Task to complete: Please show every line from the entries that carries the word "tensorflow".

####################

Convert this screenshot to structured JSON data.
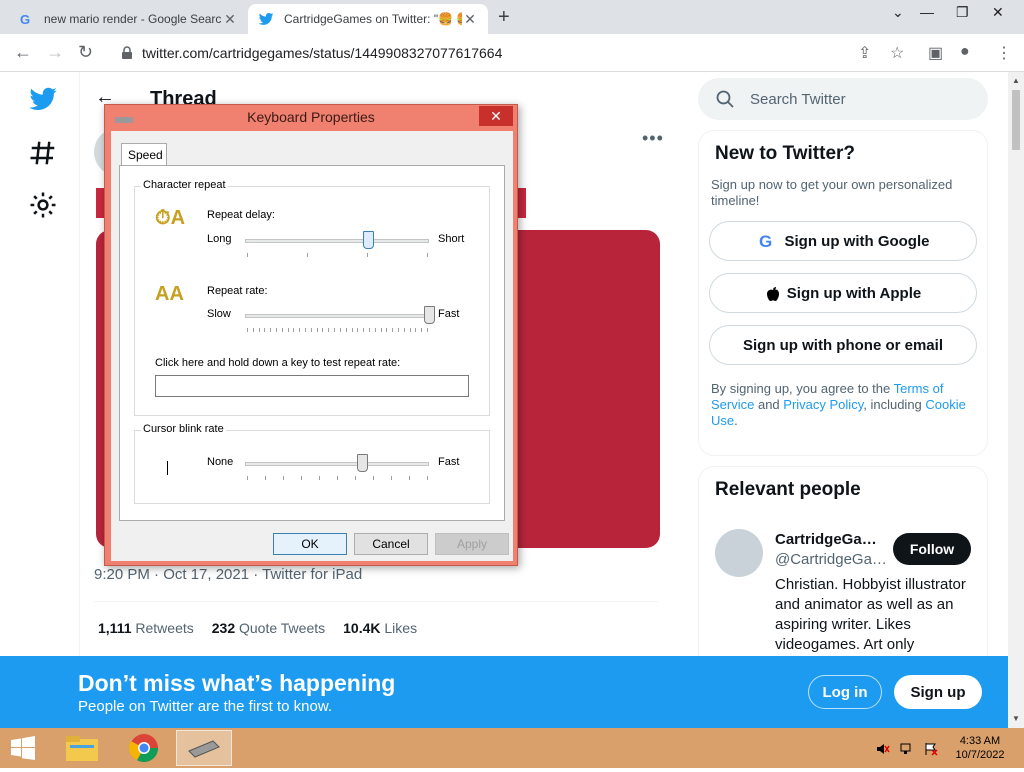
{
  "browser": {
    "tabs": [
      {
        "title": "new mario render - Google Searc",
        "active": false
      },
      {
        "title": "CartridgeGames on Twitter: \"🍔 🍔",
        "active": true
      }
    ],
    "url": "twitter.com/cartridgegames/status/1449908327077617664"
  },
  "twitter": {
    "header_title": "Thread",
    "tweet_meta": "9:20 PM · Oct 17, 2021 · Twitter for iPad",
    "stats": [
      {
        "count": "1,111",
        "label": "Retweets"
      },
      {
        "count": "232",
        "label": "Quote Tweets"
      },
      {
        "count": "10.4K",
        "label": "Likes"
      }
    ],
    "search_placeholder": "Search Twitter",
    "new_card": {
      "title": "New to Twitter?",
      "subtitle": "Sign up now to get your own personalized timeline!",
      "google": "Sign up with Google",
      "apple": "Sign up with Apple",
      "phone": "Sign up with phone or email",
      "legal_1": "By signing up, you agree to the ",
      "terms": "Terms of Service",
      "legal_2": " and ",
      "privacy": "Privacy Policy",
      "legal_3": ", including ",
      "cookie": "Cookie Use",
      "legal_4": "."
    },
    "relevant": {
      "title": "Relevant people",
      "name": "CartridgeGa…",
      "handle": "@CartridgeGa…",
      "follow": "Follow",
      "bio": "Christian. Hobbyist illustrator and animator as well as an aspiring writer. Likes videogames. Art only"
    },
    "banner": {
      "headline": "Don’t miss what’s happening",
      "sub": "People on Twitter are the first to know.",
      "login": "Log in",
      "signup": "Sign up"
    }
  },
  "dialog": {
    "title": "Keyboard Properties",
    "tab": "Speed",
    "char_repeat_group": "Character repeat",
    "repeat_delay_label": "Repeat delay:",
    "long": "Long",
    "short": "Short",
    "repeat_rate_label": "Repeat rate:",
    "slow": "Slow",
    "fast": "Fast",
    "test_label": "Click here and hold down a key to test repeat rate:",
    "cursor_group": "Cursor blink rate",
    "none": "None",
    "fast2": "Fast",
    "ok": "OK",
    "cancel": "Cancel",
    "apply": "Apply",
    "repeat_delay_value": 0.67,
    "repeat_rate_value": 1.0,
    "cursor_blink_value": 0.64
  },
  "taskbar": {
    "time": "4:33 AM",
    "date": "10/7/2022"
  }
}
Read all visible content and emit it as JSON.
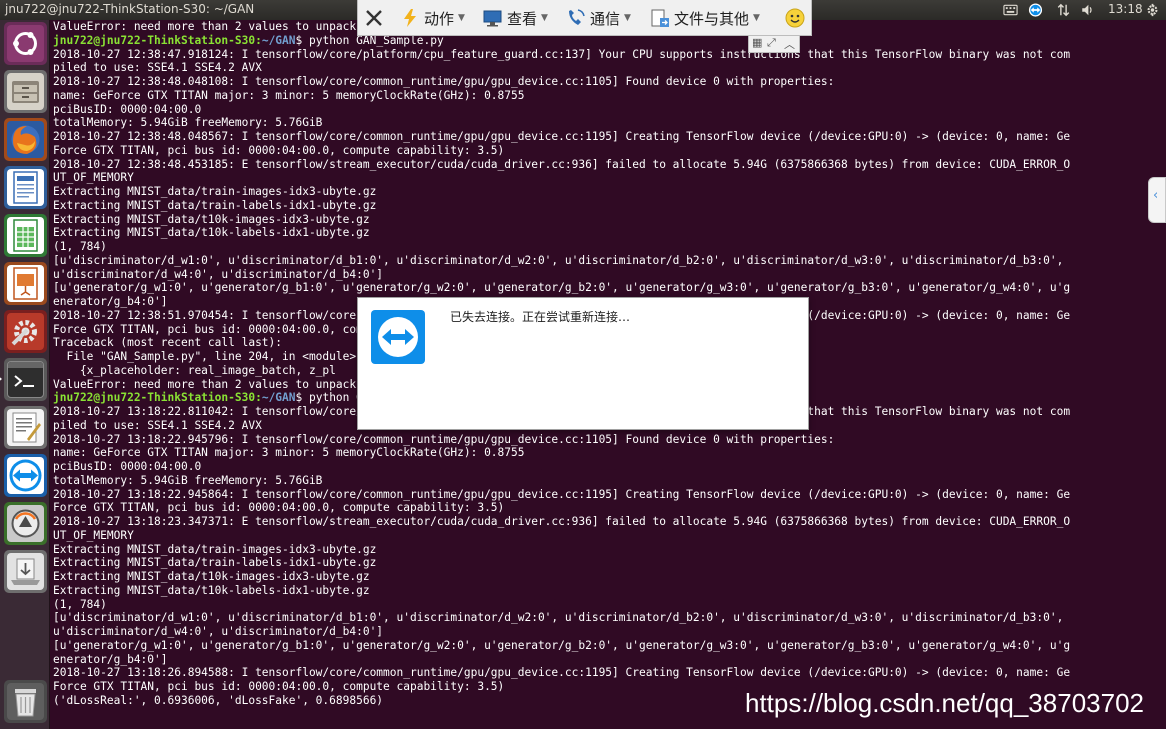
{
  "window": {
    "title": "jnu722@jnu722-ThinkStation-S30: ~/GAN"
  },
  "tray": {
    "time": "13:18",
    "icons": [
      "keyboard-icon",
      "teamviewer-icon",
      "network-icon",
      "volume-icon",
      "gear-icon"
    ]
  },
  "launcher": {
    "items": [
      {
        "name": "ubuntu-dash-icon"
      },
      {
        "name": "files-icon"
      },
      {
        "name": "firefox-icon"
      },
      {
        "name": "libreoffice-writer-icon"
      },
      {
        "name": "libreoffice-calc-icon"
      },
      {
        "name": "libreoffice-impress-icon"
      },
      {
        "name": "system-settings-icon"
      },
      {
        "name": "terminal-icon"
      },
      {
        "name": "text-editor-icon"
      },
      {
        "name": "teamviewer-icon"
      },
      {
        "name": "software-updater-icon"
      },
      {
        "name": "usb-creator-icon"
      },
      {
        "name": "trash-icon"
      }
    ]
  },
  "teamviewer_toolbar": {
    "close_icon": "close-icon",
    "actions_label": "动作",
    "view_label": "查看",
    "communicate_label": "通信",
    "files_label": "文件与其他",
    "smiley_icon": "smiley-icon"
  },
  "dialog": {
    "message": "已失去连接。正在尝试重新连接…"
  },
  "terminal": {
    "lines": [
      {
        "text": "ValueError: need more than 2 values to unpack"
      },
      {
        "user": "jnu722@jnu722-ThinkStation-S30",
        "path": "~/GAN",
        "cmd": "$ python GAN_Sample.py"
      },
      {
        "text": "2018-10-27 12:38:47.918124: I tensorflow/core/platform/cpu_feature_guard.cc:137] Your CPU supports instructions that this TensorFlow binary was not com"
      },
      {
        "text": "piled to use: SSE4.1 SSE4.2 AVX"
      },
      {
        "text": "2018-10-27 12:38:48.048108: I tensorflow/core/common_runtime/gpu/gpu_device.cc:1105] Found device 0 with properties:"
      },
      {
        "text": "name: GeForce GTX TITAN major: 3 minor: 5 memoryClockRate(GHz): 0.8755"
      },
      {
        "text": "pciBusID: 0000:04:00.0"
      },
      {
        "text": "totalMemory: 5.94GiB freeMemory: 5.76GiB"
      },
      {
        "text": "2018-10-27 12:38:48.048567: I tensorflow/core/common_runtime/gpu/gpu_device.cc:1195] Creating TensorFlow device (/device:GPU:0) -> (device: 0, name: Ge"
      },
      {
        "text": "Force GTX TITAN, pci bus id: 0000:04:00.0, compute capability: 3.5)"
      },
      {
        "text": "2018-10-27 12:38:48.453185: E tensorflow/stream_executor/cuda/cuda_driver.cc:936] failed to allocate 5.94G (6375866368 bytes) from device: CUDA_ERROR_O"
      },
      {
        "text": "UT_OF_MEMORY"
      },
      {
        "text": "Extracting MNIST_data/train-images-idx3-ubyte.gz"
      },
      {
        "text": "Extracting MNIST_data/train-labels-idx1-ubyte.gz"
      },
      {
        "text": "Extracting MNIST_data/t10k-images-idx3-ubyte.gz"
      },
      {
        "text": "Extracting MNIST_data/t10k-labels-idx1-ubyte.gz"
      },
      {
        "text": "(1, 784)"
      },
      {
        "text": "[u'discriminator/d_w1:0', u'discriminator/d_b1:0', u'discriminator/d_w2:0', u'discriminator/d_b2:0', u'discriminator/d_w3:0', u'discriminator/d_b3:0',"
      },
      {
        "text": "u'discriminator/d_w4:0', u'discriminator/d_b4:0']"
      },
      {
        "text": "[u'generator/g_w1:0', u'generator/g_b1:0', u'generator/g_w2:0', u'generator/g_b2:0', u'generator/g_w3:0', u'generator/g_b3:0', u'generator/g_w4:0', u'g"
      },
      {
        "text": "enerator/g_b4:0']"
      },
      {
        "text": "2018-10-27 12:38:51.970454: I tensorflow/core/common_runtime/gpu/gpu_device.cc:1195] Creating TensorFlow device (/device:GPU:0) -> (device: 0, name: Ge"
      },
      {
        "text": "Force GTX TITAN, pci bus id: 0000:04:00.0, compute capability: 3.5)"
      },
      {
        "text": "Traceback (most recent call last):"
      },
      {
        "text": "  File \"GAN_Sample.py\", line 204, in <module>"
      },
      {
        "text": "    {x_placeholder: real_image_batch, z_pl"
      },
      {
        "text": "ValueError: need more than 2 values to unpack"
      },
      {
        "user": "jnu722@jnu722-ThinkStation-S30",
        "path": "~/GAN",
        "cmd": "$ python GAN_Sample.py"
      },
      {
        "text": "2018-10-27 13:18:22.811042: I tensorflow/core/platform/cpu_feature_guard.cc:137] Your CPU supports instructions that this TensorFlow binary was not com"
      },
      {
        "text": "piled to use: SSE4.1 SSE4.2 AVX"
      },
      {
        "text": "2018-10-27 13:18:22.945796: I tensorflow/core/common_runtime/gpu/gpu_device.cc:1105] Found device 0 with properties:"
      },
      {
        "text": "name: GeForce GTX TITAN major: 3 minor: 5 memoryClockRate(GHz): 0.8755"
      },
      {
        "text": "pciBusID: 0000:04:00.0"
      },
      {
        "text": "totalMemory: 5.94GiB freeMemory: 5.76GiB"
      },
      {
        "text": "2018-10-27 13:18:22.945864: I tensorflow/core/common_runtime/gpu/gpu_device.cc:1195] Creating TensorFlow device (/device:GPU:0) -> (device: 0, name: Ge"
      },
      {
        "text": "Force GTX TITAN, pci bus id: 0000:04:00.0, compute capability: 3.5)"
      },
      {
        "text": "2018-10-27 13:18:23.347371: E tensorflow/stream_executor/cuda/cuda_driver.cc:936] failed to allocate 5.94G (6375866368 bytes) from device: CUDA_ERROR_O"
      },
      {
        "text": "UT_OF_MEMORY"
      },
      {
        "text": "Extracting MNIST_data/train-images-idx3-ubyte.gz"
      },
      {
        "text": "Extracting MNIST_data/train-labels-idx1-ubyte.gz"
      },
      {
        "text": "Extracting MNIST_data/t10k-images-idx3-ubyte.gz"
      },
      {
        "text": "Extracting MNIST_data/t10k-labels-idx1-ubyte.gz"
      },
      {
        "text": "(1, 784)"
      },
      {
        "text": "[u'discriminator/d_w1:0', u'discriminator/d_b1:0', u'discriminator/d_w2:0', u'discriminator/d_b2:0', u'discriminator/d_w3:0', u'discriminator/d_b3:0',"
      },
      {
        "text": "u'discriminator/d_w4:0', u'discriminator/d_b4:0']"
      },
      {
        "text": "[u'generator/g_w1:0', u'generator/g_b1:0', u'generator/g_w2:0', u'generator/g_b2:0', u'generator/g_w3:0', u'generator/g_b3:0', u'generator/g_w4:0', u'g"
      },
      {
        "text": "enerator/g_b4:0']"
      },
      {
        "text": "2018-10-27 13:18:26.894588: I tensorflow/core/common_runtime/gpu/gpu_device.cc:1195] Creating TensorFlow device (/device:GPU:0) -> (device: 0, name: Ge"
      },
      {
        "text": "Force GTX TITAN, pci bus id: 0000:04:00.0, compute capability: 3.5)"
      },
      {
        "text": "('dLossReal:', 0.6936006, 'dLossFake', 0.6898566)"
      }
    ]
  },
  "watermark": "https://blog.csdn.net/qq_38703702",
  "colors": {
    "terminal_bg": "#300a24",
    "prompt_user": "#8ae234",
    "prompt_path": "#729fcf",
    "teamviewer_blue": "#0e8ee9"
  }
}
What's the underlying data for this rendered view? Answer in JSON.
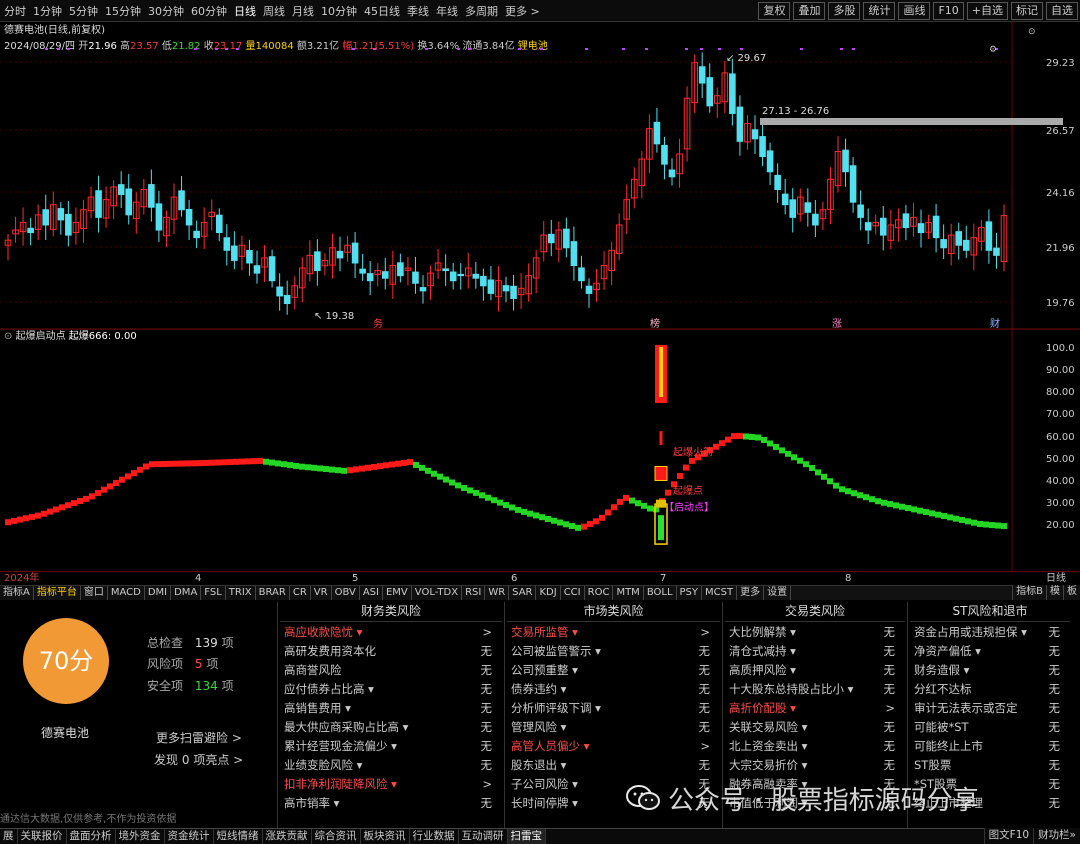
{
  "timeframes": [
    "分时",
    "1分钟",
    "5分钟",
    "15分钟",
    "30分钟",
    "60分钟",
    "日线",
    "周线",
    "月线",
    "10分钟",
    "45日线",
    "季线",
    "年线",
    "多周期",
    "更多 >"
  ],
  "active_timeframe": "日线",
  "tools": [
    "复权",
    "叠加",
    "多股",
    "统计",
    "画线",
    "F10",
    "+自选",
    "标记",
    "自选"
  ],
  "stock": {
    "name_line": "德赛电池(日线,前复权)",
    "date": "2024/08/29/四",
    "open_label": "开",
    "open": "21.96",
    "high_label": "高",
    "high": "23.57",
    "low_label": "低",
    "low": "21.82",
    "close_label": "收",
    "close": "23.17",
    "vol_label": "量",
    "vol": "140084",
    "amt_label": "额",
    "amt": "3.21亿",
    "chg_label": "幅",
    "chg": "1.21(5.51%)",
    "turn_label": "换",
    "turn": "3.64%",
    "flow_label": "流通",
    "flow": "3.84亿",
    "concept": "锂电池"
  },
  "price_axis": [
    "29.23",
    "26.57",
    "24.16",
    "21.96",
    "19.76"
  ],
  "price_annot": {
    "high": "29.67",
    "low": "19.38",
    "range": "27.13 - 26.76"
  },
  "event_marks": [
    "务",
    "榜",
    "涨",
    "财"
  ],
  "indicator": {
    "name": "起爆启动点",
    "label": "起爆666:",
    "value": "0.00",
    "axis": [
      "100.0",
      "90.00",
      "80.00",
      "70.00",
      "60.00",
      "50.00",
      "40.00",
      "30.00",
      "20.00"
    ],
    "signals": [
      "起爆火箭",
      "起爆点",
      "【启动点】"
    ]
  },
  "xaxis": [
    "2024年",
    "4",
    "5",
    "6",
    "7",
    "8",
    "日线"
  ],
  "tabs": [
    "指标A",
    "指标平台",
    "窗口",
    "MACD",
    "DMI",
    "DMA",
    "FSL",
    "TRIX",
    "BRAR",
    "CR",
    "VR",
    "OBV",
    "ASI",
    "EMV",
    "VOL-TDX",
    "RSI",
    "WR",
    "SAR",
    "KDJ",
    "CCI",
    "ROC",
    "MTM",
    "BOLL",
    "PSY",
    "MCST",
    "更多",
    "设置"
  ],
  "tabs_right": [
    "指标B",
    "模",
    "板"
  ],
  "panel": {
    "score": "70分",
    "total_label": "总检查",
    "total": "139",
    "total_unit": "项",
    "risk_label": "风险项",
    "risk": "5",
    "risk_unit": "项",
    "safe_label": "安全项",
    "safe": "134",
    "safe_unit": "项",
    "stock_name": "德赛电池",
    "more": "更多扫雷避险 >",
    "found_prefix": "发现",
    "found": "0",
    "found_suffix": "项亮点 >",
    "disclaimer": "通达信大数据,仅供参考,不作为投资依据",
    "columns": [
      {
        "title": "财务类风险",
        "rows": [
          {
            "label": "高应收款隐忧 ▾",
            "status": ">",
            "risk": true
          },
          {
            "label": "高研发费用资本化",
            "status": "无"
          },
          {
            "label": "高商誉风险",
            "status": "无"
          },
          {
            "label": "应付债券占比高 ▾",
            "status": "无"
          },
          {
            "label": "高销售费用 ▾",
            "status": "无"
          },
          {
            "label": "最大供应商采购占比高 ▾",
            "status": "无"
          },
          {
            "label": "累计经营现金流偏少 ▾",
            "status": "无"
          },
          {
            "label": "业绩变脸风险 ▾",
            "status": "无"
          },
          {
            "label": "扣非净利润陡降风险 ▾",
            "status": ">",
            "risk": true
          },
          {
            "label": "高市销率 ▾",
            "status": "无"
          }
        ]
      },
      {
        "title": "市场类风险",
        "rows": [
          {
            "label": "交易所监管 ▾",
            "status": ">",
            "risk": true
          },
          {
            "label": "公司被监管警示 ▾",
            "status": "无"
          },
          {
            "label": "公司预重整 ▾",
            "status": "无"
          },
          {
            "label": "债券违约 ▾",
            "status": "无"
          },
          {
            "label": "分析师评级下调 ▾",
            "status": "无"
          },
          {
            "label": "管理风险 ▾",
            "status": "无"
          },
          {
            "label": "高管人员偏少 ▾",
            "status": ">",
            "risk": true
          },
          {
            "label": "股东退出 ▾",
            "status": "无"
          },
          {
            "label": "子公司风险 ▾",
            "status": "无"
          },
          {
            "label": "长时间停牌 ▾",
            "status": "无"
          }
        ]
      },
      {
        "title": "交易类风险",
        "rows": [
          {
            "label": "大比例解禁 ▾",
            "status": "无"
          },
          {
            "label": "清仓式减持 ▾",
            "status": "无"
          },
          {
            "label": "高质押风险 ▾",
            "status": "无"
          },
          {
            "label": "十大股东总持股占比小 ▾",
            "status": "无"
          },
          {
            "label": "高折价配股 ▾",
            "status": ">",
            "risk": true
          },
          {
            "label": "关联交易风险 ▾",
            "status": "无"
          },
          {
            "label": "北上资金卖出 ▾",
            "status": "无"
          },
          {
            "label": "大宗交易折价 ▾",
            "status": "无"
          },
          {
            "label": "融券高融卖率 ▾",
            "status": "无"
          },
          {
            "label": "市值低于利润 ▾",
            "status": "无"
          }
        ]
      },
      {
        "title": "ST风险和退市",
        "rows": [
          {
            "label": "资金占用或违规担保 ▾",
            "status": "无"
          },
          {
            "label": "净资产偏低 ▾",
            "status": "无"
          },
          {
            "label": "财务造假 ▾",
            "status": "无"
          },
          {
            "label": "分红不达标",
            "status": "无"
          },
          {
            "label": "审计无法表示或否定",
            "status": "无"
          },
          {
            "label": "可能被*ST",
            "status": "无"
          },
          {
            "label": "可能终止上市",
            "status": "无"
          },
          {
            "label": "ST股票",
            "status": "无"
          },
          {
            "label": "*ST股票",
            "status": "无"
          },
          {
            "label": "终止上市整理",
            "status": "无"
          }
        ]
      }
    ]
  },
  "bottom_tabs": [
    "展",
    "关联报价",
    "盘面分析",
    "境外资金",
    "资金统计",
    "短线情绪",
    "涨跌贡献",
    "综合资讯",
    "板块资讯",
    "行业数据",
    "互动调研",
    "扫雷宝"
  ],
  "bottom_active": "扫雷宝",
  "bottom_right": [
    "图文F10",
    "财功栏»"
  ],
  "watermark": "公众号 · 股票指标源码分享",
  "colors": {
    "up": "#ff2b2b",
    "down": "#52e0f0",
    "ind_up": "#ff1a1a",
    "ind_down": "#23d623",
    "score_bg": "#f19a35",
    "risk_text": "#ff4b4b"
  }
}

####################

The completed task:
        "text": "2018-10-27 12:38:47.918124: I tensorflow/core/platform/cpu_feature_guard.cc:137] Your CPU supports instructions that this TensorFlow binary was not com"
        "text": "2018-10-27 12:38:48.048108: I tensorflow/core/common_runtime/gpu/gpu_device.cc:1105] Found device 0 with properties:"
        "text": "2018-10-27 12:38:48.048567: I tensorflow/core/common_runtime/gpu/gpu_device.cc:1195] Creating TensorFlow device (/device:GPU:0) -> (device: 0, name: Ge"
        "text": "2018-10-27 12:38:48.453185: E tensorflow/stream_executor/cuda/cuda_driver.cc:936] failed to allocate 5.94G (6375866368 bytes) from device: CUDA_ERROR_O"
        "text": "2018-10-27 12:38:51.970454: I tensorflow/core/common_runtime/gpu/gpu_device.cc:1195] Creating TensorFlow device (/device:GPU:0) -> (device: 0, name: Ge"
        "text": "2018-10-27 13:18:22.811042: I tensorflow/core/platform/cpu_feature_guard.cc:137] Your CPU supports instructions that this TensorFlow binary was not com"
        "text": "2018-10-27 13:18:22.945796: I tensorflow/core/common_runtime/gpu/gpu_device.cc:1105] Found device 0 with properties:"
        "text": "2018-10-27 13:18:22.945864: I tensorflow/core/common_runtime/gpu/gpu_device.cc:1195] Creating TensorFlow device (/device:GPU:0) -> (device: 0, name: Ge"
        "text": "2018-10-27 13:18:23.347371: E tensorflow/stream_executor/cuda/cuda_driver.cc:936] failed to allocate 5.94G (6375866368 bytes) from device: CUDA_ERROR_O"
        "text": "2018-10-27 13:18:26.894588: I tensorflow/core/common_runtime/gpu/gpu_device.cc:1195] Creating TensorFlow device (/device:GPU:0) -> (device: 0, name: Ge"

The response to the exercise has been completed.